But Friday, Democrats on the Oversight panel added that because they considered Issa’s original measure so extreme, the Republicans might not get much credit for shifting away from some of their ideas.
“I think some of the things they were proposing were ridiculous,” Rep. Stephen Lynch (D-Mass) said Friday. “But I’m still not sure how serious they are.”
“I’ll say it’s better than it was,” Lynch added.
Key lawmakers in both chambers and both parties have continued to talk about postal reform this year, after last-minute negotiations at the end of 2012 fell short. The Senate passed a bipartisan postal bill in April 2012, but the House never brought Issa’s bill to the floor.

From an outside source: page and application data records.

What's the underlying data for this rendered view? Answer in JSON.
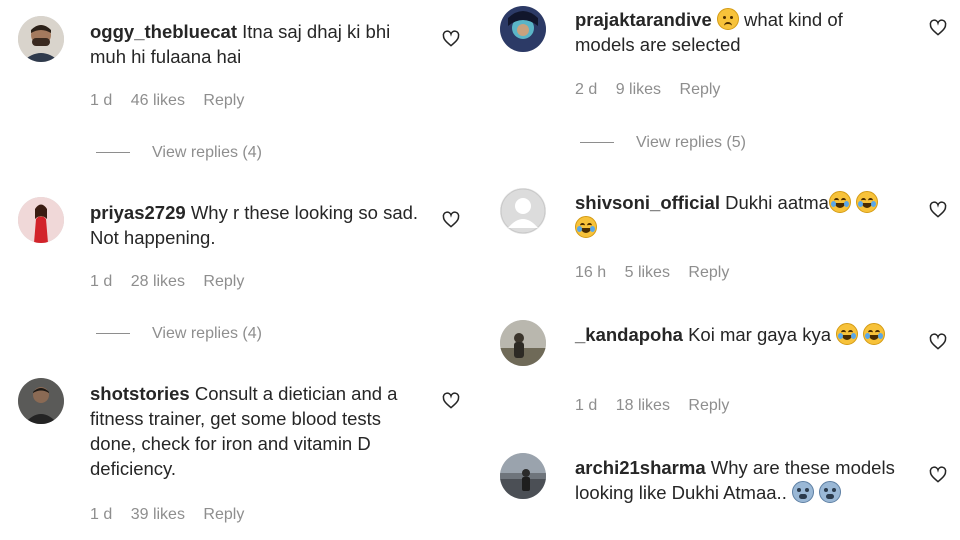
{
  "left": [
    {
      "user": "oggy_thebluecat",
      "text": "Itna saj dhaj ki bhi muh hi fulaana hai",
      "time": "1 d",
      "likes": "46 likes",
      "reply": "Reply",
      "views": "View replies (4)"
    },
    {
      "user": "priyas2729",
      "text": "Why r these looking so sad. Not happening.",
      "time": "1 d",
      "likes": "28 likes",
      "reply": "Reply",
      "views": "View replies (4)"
    },
    {
      "user": "shotstories",
      "text": "Consult a dietician and a fitness trainer, get some blood tests done, check for iron and vitamin D deficiency.",
      "time": "1 d",
      "likes": "39 likes",
      "reply": "Reply"
    }
  ],
  "right": [
    {
      "user": "prajaktarandive",
      "text": "what kind of models are selected",
      "time": "2 d",
      "likes": "9 likes",
      "reply": "Reply",
      "views": "View replies (5)"
    },
    {
      "user": "shivsoni_official",
      "text": "Dukhi aatma",
      "time": "16 h",
      "likes": "5 likes",
      "reply": "Reply"
    },
    {
      "user": "_kandapoha",
      "text": "Koi mar gaya kya",
      "time": "1 d",
      "likes": "18 likes",
      "reply": "Reply"
    },
    {
      "user": "archi21sharma",
      "text": "Why are these models looking like Dukhi Atmaa..",
      "time": "",
      "likes": "",
      "reply": ""
    }
  ]
}
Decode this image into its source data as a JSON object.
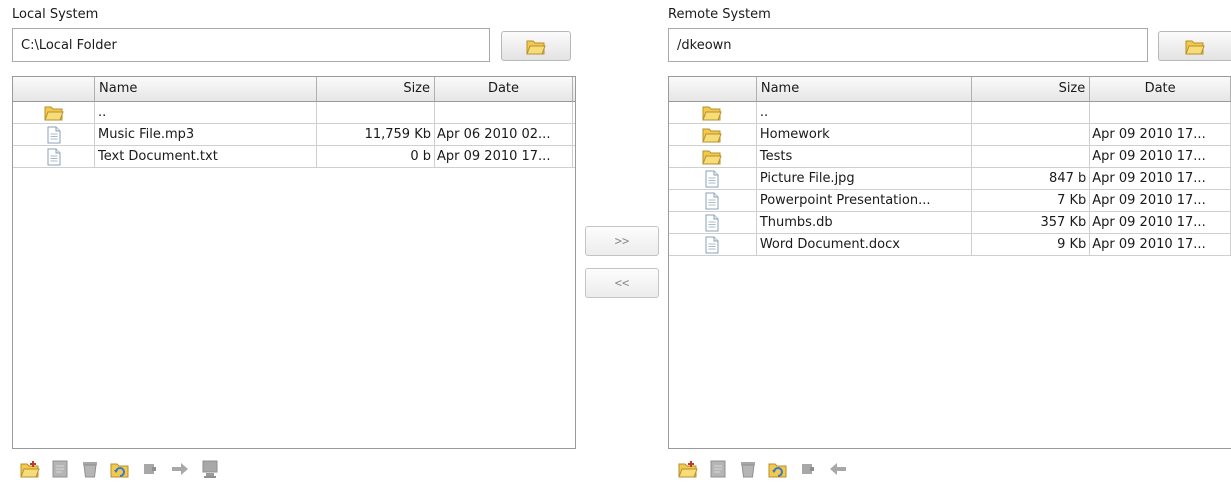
{
  "local": {
    "label": "Local System",
    "path": "C:\\Local Folder",
    "columns": {
      "name": "Name",
      "size": "Size",
      "date": "Date"
    },
    "rows": [
      {
        "icon": "folder-icon",
        "name": "..",
        "size": "",
        "date": ""
      },
      {
        "icon": "file-icon",
        "name": "Music File.mp3",
        "size": "11,759 Kb",
        "date": "Apr 06 2010 02..."
      },
      {
        "icon": "file-icon",
        "name": "Text Document.txt",
        "size": "0 b",
        "date": "Apr 09 2010 17..."
      }
    ]
  },
  "remote": {
    "label": "Remote System",
    "path": "/dkeown",
    "columns": {
      "name": "Name",
      "size": "Size",
      "date": "Date"
    },
    "rows": [
      {
        "icon": "folder-icon",
        "name": "..",
        "size": "",
        "date": ""
      },
      {
        "icon": "folder-icon",
        "name": "Homework",
        "size": "",
        "date": "Apr 09 2010 17..."
      },
      {
        "icon": "folder-icon",
        "name": "Tests",
        "size": "",
        "date": "Apr 09 2010 17..."
      },
      {
        "icon": "file-icon",
        "name": "Picture File.jpg",
        "size": "847 b",
        "date": "Apr 09 2010 17..."
      },
      {
        "icon": "file-icon",
        "name": "Powerpoint Presentation...",
        "size": "7 Kb",
        "date": "Apr 09 2010 17..."
      },
      {
        "icon": "file-icon",
        "name": "Thumbs.db",
        "size": "357 Kb",
        "date": "Apr 09 2010 17..."
      },
      {
        "icon": "file-icon",
        "name": "Word Document.docx",
        "size": "9 Kb",
        "date": "Apr 09 2010 17..."
      }
    ]
  },
  "transfer": {
    "upload_label": ">>",
    "download_label": "<<"
  },
  "toolbars": {
    "local": [
      "new-folder-icon",
      "rename-icon",
      "delete-icon",
      "refresh-icon",
      "properties-icon",
      "upload-arrow-icon",
      "transfer-computer-icon"
    ],
    "remote": [
      "new-folder-icon",
      "rename-icon",
      "delete-icon",
      "refresh-icon",
      "properties-icon",
      "download-arrow-icon"
    ]
  },
  "colors": {
    "folder": "#f2c94c",
    "folder_stroke": "#b8902a",
    "icon_gray": "#9a9a9a",
    "refresh_blue": "#3a78c9"
  }
}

Postmaster General Patrick Donahoe has, for more than two years now, urged the two chambers to come together to help the agency bridge a shortfall that the USPS estimates will grow to some $20 billion annually in the coming years.
Sen. Tom Carper (D-Del.), the chairman of the Senate Homeland Security and Government Affairs Committee, has said he hopes to come together on a bipartisan bill as well.

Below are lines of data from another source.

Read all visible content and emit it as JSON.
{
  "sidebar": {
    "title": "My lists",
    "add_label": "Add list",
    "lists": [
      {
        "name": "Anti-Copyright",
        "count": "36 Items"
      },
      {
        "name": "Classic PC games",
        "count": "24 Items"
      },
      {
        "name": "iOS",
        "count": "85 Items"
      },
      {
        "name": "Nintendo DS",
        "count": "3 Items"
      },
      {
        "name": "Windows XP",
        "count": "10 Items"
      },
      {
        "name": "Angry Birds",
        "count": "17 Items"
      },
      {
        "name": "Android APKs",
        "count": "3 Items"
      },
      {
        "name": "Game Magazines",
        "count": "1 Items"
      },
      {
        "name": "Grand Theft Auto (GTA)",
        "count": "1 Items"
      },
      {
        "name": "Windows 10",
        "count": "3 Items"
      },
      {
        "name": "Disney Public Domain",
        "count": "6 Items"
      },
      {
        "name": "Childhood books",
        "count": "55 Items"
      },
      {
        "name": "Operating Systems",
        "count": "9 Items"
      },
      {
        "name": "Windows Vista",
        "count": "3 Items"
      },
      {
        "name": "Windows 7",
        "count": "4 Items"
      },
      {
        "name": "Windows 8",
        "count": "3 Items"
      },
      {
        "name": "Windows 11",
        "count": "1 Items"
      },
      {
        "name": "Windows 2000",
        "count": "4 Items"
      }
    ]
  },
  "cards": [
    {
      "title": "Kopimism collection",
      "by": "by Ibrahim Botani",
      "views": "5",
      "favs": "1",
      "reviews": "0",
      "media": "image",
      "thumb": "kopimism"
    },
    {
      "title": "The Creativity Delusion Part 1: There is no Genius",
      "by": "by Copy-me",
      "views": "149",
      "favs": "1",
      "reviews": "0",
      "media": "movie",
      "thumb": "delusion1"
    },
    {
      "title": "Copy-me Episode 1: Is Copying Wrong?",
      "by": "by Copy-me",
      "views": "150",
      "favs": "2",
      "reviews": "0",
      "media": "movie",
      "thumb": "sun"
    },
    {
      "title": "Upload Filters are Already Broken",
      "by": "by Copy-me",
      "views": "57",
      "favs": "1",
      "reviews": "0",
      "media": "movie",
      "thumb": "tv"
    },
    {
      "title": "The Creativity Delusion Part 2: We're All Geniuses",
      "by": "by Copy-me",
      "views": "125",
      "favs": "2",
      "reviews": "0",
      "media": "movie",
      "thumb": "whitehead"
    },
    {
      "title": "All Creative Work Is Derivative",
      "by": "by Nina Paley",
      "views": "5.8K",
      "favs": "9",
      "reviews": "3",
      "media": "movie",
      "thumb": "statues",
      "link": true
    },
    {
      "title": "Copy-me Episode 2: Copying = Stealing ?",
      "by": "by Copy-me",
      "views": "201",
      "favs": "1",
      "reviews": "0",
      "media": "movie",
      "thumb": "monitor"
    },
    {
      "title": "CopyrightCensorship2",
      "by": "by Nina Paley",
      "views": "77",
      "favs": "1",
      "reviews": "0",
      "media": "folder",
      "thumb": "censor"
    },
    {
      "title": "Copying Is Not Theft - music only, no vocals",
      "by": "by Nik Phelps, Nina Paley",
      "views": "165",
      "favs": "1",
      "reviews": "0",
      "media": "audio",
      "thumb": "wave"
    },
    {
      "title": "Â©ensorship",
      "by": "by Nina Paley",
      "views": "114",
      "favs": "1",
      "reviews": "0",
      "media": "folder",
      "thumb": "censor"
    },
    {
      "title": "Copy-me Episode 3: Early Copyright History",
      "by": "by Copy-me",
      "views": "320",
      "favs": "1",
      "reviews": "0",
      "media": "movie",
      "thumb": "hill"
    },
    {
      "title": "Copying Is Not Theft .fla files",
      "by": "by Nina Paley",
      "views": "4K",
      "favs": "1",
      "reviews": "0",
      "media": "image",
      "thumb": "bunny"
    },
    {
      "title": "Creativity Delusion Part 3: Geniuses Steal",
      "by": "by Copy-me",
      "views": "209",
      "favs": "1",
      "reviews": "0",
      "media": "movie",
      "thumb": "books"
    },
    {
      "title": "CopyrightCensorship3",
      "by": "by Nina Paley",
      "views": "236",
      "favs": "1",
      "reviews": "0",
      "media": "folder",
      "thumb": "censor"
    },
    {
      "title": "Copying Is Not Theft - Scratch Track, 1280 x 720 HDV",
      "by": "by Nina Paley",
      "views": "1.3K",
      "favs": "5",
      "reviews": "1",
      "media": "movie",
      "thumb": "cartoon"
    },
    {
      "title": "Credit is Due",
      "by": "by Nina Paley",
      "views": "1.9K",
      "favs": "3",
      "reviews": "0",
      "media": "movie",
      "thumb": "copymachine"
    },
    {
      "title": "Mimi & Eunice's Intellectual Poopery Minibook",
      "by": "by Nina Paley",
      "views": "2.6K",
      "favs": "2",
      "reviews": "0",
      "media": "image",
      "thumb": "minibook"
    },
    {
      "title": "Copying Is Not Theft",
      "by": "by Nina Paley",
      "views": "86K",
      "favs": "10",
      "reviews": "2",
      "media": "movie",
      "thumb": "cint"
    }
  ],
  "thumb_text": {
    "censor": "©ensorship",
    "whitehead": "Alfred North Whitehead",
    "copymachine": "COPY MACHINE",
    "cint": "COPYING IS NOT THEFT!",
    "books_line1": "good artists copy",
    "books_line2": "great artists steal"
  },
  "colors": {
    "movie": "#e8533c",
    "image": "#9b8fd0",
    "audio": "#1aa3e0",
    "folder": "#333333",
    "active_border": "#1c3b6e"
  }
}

Still, some of Issa’s proposals also underscore the challenge lawmakers face in finding that bipartisan agreement. Lawmakers will also have to try to push ahead at the same time Congress is dealing with priorities like immigration reform.
The California Republican is embracing a proposal — pushed by Donahoe — that would allow the agency to get rid of letter delivery on Saturday while keeping package delivery, a growing part of the USPS’s business.
Some Democrats and unions have said that scrapping any part of six-day delivery would eat into one of the agency’s competitive advantages.
Issa’s bill would also install a new chief innovation officer to help the agency find new revenue streams, phase out door-to-door delivery of mail in favor of centralized clusterboxes and use surpluses in postal pension systems to safeguard other benefits.
The measure does let certain residents keep to-the-door delivery and allows others to maintain that service for a fee. Issa had previously backed away or changed proposals that would have basically placed the agency into receivership if it didn’t pay its bills and created a commission to get rid of unnecessary post offices.